▸ TASK REQUIREMENTS
In the records below, find each line with the word "structured" and copy it.

▸ INPUT DATA
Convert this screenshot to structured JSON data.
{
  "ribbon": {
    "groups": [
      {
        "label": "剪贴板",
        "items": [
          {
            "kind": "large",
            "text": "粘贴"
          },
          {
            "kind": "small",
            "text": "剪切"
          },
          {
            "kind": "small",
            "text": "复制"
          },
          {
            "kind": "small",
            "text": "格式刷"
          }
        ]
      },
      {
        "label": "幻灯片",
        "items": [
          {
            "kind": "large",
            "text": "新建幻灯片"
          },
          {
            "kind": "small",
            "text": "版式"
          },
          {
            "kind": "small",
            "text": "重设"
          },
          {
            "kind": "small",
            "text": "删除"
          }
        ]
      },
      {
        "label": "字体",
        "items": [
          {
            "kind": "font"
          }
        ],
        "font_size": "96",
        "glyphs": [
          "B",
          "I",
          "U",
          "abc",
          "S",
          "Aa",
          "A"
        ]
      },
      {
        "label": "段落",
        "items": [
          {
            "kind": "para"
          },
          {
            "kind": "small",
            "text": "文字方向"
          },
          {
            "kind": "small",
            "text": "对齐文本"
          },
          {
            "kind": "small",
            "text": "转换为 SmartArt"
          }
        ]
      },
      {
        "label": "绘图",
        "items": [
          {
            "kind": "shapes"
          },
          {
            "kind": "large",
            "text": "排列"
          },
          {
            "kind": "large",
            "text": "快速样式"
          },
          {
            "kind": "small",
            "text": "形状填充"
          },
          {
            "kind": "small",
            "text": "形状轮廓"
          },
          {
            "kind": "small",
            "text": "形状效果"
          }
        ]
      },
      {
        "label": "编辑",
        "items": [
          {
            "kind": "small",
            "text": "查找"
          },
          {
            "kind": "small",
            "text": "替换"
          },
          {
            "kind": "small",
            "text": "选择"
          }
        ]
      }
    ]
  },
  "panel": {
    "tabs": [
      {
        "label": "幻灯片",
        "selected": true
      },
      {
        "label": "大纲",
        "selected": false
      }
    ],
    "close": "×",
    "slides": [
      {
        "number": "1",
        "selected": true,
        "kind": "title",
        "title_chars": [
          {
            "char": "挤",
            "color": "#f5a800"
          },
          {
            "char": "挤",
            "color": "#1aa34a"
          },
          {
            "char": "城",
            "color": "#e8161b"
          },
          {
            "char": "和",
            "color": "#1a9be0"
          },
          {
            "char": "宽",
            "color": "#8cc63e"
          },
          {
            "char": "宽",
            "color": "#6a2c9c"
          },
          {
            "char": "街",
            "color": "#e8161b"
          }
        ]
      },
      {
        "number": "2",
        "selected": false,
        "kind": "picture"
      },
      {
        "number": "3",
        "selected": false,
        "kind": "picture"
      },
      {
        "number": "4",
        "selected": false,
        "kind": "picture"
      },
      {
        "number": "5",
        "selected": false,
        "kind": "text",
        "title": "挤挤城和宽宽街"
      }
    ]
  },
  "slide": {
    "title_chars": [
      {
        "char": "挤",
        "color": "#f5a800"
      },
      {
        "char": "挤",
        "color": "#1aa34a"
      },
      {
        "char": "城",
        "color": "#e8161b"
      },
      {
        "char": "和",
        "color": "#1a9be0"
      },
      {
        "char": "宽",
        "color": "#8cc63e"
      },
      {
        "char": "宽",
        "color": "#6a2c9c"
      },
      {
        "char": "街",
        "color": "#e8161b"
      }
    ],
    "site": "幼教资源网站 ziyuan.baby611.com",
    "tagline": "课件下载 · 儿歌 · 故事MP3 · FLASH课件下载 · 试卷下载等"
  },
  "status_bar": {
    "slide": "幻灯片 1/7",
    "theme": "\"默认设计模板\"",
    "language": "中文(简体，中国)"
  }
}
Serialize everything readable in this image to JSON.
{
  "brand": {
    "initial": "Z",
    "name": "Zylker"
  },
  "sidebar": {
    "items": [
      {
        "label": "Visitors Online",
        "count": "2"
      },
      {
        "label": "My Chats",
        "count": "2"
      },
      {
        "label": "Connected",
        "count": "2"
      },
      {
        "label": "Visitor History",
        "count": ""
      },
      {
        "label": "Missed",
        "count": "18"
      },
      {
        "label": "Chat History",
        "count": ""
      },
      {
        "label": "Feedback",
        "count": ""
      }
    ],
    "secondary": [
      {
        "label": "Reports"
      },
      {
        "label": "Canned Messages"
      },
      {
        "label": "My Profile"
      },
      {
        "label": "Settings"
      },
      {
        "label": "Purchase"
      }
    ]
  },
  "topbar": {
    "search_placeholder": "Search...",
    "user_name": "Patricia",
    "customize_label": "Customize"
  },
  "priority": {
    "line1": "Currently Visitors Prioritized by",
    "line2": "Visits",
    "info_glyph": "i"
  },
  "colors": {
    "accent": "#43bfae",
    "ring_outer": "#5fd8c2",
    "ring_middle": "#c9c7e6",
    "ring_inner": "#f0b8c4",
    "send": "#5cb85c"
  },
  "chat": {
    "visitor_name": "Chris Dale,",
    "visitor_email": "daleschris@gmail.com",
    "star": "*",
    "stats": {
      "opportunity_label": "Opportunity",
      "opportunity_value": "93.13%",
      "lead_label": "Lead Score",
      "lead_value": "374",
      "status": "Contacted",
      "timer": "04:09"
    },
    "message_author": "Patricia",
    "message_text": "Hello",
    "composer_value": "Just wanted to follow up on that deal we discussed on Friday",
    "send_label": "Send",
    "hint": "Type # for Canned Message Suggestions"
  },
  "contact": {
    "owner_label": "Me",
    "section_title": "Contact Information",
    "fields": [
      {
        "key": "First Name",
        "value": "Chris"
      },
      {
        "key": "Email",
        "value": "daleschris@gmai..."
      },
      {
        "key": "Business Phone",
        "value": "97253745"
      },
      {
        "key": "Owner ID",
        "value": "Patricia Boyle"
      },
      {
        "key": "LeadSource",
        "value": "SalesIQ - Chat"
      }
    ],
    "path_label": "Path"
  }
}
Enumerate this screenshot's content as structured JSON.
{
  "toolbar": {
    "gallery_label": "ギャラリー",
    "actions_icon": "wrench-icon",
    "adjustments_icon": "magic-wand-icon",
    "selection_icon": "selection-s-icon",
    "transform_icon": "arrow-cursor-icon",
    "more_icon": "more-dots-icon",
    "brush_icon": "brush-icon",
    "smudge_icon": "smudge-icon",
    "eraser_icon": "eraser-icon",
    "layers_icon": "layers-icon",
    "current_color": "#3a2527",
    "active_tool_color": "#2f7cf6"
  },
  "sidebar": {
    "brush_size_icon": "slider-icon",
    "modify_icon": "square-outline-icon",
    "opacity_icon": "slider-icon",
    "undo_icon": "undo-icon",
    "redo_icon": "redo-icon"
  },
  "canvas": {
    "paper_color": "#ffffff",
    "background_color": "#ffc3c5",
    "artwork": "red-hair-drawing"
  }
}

▸ RESULT BELOW
Convert this screenshot to structured JSON data.
Enumerate this screenshot's content as structured JSON.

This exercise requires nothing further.